Self Reflection : Is it healthy to stay friends with your ex?
Do you ever ask, “should you stay friends with your ex?” It’s a tricky question for many of us, especially if we haven’t truly identified our own intentions or feelings.
Most modern relationships start with two people having a relationship history. Whether it’s extensive, short or eclectic, our relationship past is usually complicated and sometimes hard to understand.
When starting a new relationship, I have found that some couples struggle with how to approach the topic of their ex-partners. Some clients find themselves sustaining relationships with their ex’s, while others are completely against it. Some clients find themselves worried about boundaries with ex-relationships and have an internal conflict with compromising this previous connection.
When is it inappropriate to stay connected to an ex? In what capacity is it acceptable to remain “connected” to an ex? When are you compromising yourself and your own values when starting a new relationship that has a different philosophy?

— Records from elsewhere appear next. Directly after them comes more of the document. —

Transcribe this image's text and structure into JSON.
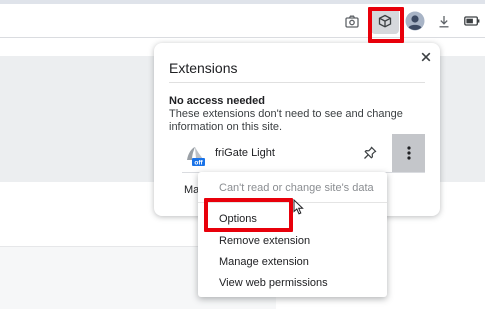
{
  "toolbar": {
    "icons": [
      "camera-icon",
      "extensions-puzzle-icon",
      "profile-icon",
      "download-icon",
      "battery-icon"
    ]
  },
  "popup": {
    "title": "Extensions",
    "section_heading": "No access needed",
    "section_description": "These extensions don't need to see and change information on this site.",
    "extension": {
      "name": "friGate Light",
      "icon_badge": "off"
    },
    "manage_label": "Ma"
  },
  "context_menu": {
    "items": [
      {
        "label": "Can't read or change site's data",
        "enabled": false
      },
      {
        "label": "Options",
        "enabled": true
      },
      {
        "label": "Remove extension",
        "enabled": true
      },
      {
        "label": "Manage extension",
        "enabled": true
      },
      {
        "label": "View web permissions",
        "enabled": true
      }
    ]
  },
  "colors": {
    "highlight": "#e8000b",
    "extension_badge": "#1a73e8",
    "more_button_active": "#c4c6ca"
  }
}
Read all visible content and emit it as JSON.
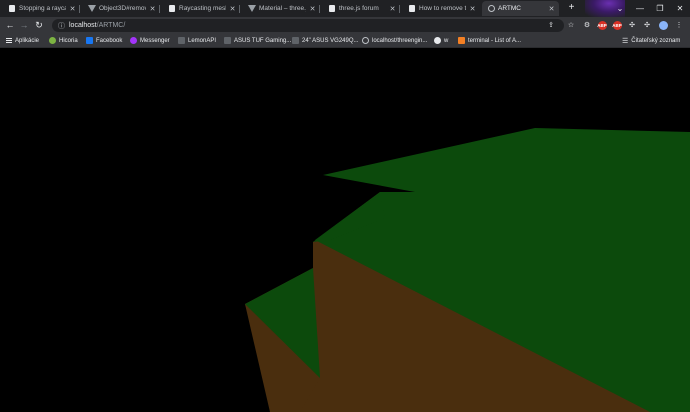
{
  "tabs": [
    {
      "title": "Stopping a raycast",
      "icon": "doc",
      "active": false
    },
    {
      "title": "Object3D#remove",
      "icon": "tri",
      "active": false
    },
    {
      "title": "Raycasting meshes",
      "icon": "doc",
      "active": false
    },
    {
      "title": "Material – three.js",
      "icon": "tri",
      "active": false
    },
    {
      "title": "three.js forum",
      "icon": "doc",
      "active": false
    },
    {
      "title": "How to remove th",
      "icon": "doc",
      "active": false
    },
    {
      "title": "ARTMC",
      "icon": "globe",
      "active": true
    }
  ],
  "address": {
    "host": "localhost",
    "path": "/ARTMC/"
  },
  "extensions": [
    {
      "label": "ABP",
      "color": "#d93025"
    },
    {
      "label": "ABP",
      "color": "#d93025"
    }
  ],
  "bookmarks": [
    {
      "label": "Aplikácie",
      "icon": "apps"
    },
    {
      "label": "Hicoria",
      "color": "#7cb342"
    },
    {
      "label": "Facebook",
      "color": "#1877f2"
    },
    {
      "label": "Messenger",
      "color": "#a334fa"
    },
    {
      "label": "LemonAPI",
      "color": "#5f6368"
    },
    {
      "label": "ASUS TUF Gaming...",
      "color": "#5f6368"
    },
    {
      "label": "24\" ASUS VG249Q...",
      "color": "#5f6368"
    },
    {
      "label": "localhost/threengin...",
      "color": "#bdc1c6"
    },
    {
      "label": "w",
      "color": "#e8eaed"
    },
    {
      "label": "terminal - List of A...",
      "color": "#f48024"
    }
  ],
  "reading_list": "Čitateľský zoznam",
  "scene": {
    "background": "#000000",
    "grass_color": "#0c4a0c",
    "dirt_color": "#4a2e0e"
  }
}
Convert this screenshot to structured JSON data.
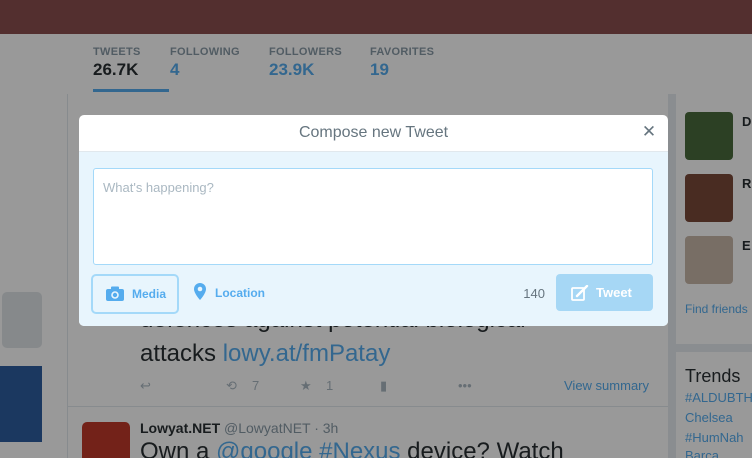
{
  "profile_nav": {
    "stats": [
      {
        "label": "TWEETS",
        "value": "26.7K"
      },
      {
        "label": "FOLLOWING",
        "value": "4"
      },
      {
        "label": "FOLLOWERS",
        "value": "23.9K"
      },
      {
        "label": "FAVORITES",
        "value": "19"
      }
    ]
  },
  "timeline": {
    "tweet1_line1": "defences against potential biological",
    "tweet1_line2_text": "attacks ",
    "tweet1_link": "lowy.at/fmPatay",
    "retweets": "7",
    "favorites": "1",
    "view_summary": "View summary",
    "tweet2_name": "Lowyat.NET",
    "tweet2_handle": "@LowyatNET · 3h",
    "tweet2_text_a": "Own a ",
    "tweet2_mention": "@google",
    "tweet2_hashtag": "#Nexus",
    "tweet2_text_b": " device? Watch"
  },
  "sidebar": {
    "who_to_follow": [
      {
        "initial": "D"
      },
      {
        "initial": "R"
      },
      {
        "initial": "E"
      }
    ],
    "find_friends": "Find friends",
    "trends_title": "Trends",
    "trends": [
      "#ALDUBTH",
      "Chelsea",
      "#HumNah",
      "Barca"
    ]
  },
  "modal": {
    "title": "Compose new Tweet",
    "close_icon": "close-icon",
    "placeholder": "What's happening?",
    "media_label": "Media",
    "location_label": "Location",
    "char_count": "140",
    "tweet_label": "Tweet"
  },
  "colors": {
    "accent": "#55acee",
    "modal_body": "#e8f5fd",
    "tweet_button_disabled": "#a6d7f5",
    "banner": "#8b4f4f"
  }
}
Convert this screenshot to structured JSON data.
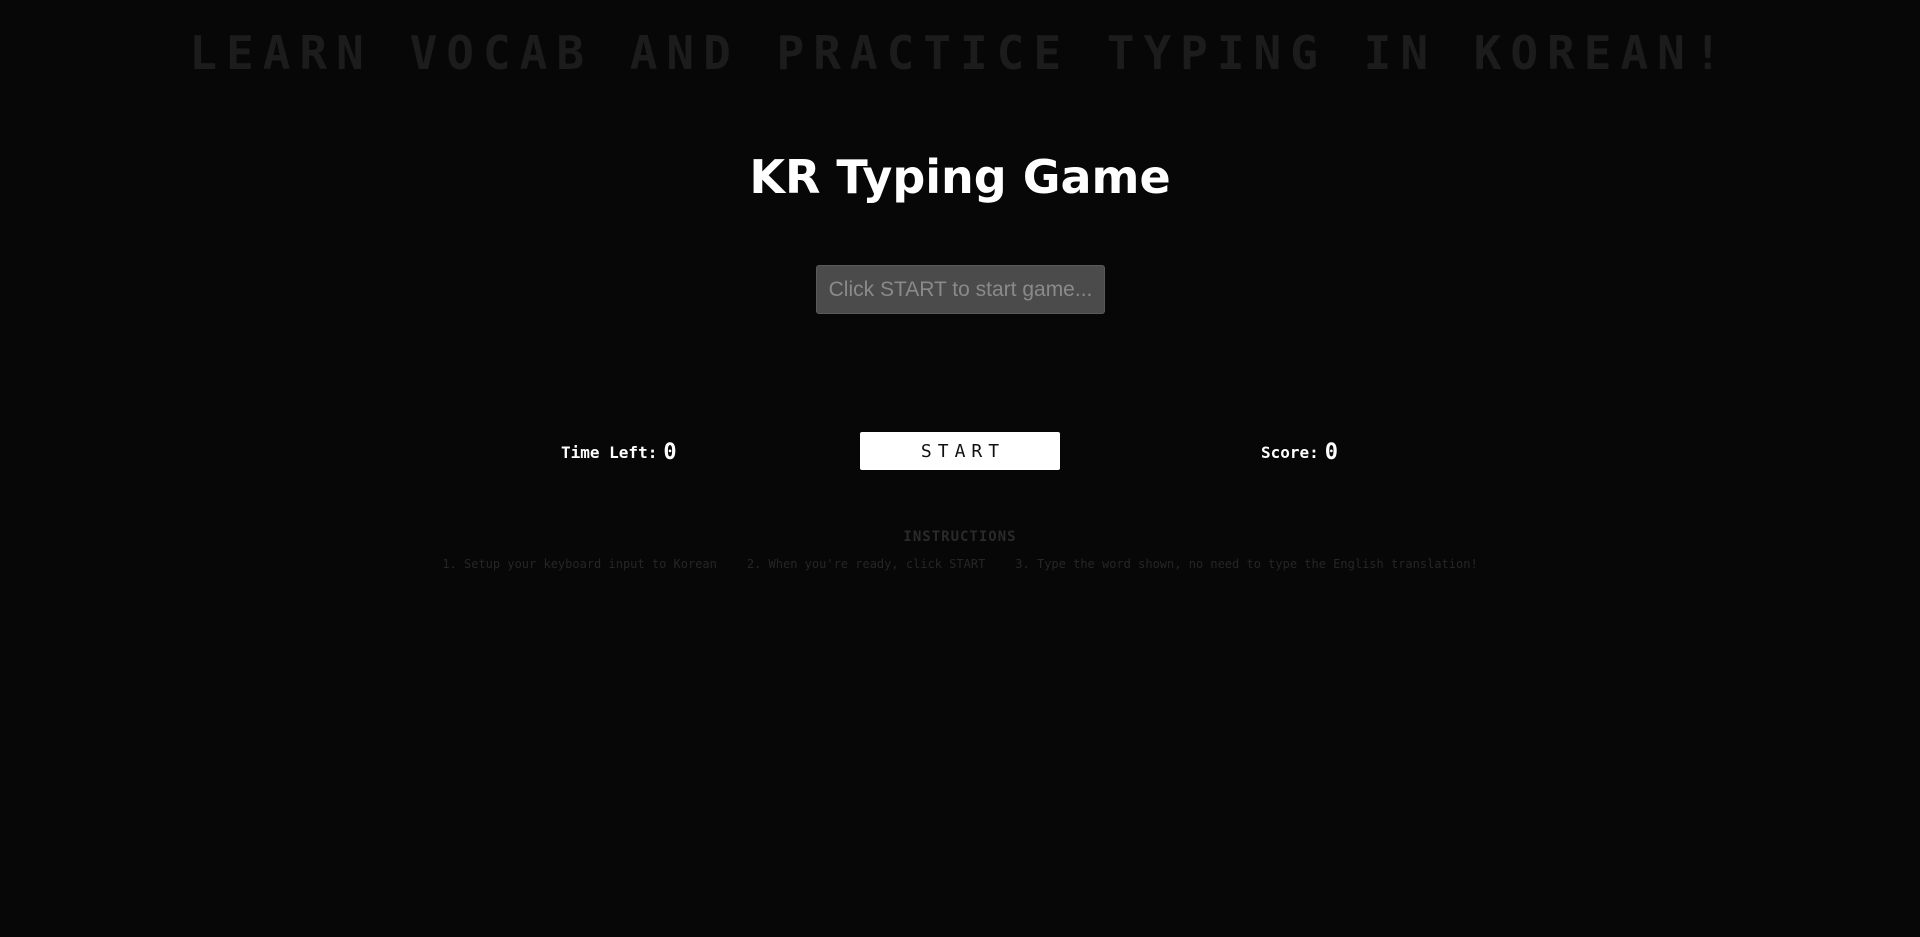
{
  "banner": "LEARN VOCAB AND PRACTICE TYPING IN KOREAN!",
  "game": {
    "title": "KR Typing Game",
    "word_prompt": "Click START to start game..."
  },
  "stats": {
    "time_label": "Time Left:",
    "time_value": "0",
    "score_label": "Score:",
    "score_value": "0"
  },
  "controls": {
    "start_label": "START"
  },
  "instructions": {
    "title": "INSTRUCTIONS",
    "steps": [
      "1. Setup your keyboard input to Korean",
      "2. When you're ready, click START",
      "3. Type the word shown, no need to type the English translation!"
    ]
  },
  "colors": {
    "background": "#070707",
    "banner_text": "#1c1c1c",
    "word_box": "#4b4b4b",
    "button_bg": "#ffffff"
  }
}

When is it time to full end your relationship with an ex?
In my professional opinion, I am going to give you a rather vague answer to these questions. It depends. I used to hate when my professors in grad school would say that, but sometimes that’s all you can say. Although this answer is ambiguous, I have learned as a therapist how to appreciate that simplistic, yet confusing answer. It really does depend. Every person is different, every relationship is different, every scenario has its own complications and complexities. All I ask, do your own homework.
If you find it is important to maintain relationships with your ex’s, please take a moment to reflect and ask yourself why. Are there any subconscious possibilities that have caused you to want to leave the door slightly open just in case? Do you worry about having enemies or anyone from your past having a negative perspective about you? Did you have a ex or two that weren’t good romantic partners, but still show up for you as a friend?
Regardless of your scenario, I think it is important that you be extremely honest with yourself when asking why you maintain relationship(s) with your ex(s). The first two examples may have the tendency to lead you in some relational trouble in the future, (if it hasn’t already).
Across the board, I feel the following is a good rule of thumb when attempting to establish healthy boundaries and appropriate scenarios with your new partner, as well as with your ex’s:
- Skip the Short Cut
- When initiating a new relationship, limit your conversations about your ex-partners. When having the urge to talk about your ex’s, ask yourself ”why do I want to talk about them?” If you find yourself wanting to talk about them because, A) you miss them or B) you want to make your new partner jealous, my advice is to stop and do some work immediately on yourself. These two examples aren’t necessarily negative, but it does require some hard reflection and possibly some difficult work on yourself before you are fully capable of starting a new (healthy) relationship. Starting a new relationship with someone when you are either A) not over your ex, or B) are playing games to mask insecurities, are not the best foundational blocks to start your new connection on. Understanding your intentions, giving yourself the proper time to grieve ex-relationships and work on self-esteem, will help you on so many levels. Skipping these, are a short cut you do not want to take. Trust me.
- Keep Perspective
- Most often we forget how much our ex’s drove us crazy. Or how incompatible we were together. When starting a new relationship, we have the tendency to compare our ex with our new partner and new red flags may be solely based on our own skewed memory. If we find ourselves holding onto an ex-partner because “they are so great,” we may find ourselves never able to accept our new partner completely and may always have unfair expectations. If your ex is in your life only to subconsciously taunt and confuse you, maybe you should cut ties with them completely so you can officially move on and stop comparing apples to oranges.
- Be Equitable
- If you find yourself not wanting to cut off ties with your ex (for whatever reason), be fair and hold the same rule for your new partner. Ask yourself, “How would I feel about this?” Be sure your new partner understands the capacity of your relationship with your ex and try not to be defensive about it, but rather understanding and allowing of them to have their own reaction to it. Together, you may be able to establish a compromise with comfortable boundaries for all.
- Keep Boundaries EXTREMELY Clear
- It is not appropriate to maintain a “friend with benefits” relationship with an ex when you are starting a new relationship with someone else. It suggests you do not take your new relationship seriously and insecurities will most likely cause ruptures in your new relationship. When engaging in a “friends with benefits” relationship with an ex, be sure to be extremely clear about what your relationship is and isn’t.
Of course there are many more scenarios, as well as other complications I did not discuss. With that being said, just try to remember that not all relationships with ex’s are “bad” or “disrespectful” to your new partner, but they can (and will) cause issues within yourself and/or in your new relationship if you aren’t reflecting and understanding of your own intentions.